TASK
Please find every line of the listing below where "code" occurs and copy it.

***** SUPPLIED RECORDS

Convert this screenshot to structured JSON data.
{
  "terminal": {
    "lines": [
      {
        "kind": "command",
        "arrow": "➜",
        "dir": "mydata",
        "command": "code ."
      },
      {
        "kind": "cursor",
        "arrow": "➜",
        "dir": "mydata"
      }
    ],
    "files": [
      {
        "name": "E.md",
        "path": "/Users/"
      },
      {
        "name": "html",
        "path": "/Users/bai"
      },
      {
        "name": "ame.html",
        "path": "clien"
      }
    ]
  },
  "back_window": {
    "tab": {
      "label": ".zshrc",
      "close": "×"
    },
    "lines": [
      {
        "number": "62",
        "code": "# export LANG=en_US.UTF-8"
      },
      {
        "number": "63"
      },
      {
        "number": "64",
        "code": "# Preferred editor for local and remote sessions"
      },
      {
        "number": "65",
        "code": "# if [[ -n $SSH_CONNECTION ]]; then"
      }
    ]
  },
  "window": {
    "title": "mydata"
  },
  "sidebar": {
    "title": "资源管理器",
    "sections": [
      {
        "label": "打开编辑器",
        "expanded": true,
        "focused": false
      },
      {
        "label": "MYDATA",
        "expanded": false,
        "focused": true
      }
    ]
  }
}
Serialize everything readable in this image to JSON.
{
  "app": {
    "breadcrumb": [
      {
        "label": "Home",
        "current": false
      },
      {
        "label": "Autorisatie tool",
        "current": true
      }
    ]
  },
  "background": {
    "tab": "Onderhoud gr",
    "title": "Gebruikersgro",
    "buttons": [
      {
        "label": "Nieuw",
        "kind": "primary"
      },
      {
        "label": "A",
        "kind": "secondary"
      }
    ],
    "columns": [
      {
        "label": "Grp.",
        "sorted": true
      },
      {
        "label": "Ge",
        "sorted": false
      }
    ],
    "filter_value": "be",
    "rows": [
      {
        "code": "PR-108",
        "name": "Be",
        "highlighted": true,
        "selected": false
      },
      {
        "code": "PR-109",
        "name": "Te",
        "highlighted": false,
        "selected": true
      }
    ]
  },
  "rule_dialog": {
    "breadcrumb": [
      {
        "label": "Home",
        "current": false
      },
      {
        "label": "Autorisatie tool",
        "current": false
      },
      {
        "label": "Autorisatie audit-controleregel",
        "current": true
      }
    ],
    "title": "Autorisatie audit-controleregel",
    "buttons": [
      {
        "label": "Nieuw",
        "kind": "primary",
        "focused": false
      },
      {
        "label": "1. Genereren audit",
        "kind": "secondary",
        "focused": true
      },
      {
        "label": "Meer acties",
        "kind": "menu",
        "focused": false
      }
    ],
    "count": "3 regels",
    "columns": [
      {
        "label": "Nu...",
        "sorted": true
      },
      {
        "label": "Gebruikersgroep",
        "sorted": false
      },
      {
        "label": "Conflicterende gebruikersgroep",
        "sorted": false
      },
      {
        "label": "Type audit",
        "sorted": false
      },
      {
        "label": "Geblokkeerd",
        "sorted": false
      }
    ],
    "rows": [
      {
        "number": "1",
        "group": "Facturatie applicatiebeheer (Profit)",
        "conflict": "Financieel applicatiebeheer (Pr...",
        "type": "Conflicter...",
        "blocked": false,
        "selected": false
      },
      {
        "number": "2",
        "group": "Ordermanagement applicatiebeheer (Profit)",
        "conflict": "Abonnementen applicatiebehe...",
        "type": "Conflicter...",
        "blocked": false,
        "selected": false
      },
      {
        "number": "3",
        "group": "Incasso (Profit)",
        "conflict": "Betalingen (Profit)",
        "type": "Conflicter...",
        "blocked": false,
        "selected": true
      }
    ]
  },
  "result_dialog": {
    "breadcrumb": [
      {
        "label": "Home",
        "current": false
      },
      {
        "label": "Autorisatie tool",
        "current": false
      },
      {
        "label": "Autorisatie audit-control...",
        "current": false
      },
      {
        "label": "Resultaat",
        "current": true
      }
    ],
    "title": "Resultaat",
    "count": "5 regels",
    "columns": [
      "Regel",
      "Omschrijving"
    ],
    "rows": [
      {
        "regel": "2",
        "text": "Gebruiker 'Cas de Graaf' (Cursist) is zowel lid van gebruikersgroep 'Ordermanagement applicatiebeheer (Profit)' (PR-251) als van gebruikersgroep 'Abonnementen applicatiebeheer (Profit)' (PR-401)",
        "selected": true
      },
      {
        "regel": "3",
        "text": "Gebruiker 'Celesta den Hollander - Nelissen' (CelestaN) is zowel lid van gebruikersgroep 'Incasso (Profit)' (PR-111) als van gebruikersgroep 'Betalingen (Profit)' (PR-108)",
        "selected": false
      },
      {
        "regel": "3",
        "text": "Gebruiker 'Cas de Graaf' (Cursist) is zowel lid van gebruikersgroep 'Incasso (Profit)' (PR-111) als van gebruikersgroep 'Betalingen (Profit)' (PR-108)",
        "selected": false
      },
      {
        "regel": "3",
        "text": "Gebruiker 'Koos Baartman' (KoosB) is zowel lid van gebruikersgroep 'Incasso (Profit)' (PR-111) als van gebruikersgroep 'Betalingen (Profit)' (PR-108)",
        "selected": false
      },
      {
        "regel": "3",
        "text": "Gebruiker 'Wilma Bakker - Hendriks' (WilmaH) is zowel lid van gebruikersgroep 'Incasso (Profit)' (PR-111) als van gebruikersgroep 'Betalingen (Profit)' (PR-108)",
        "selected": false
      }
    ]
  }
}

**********

EXERCISE OUTPUT
        "command": "code ."
        "code": "# export LANG=en_US.UTF-8"
        "code": "# Preferred editor for local and remote sessions"
        "code": "# if [[ -n $SSH_CONNECTION ]]; then"
        "code": "PR-108",
        "code": "PR-109",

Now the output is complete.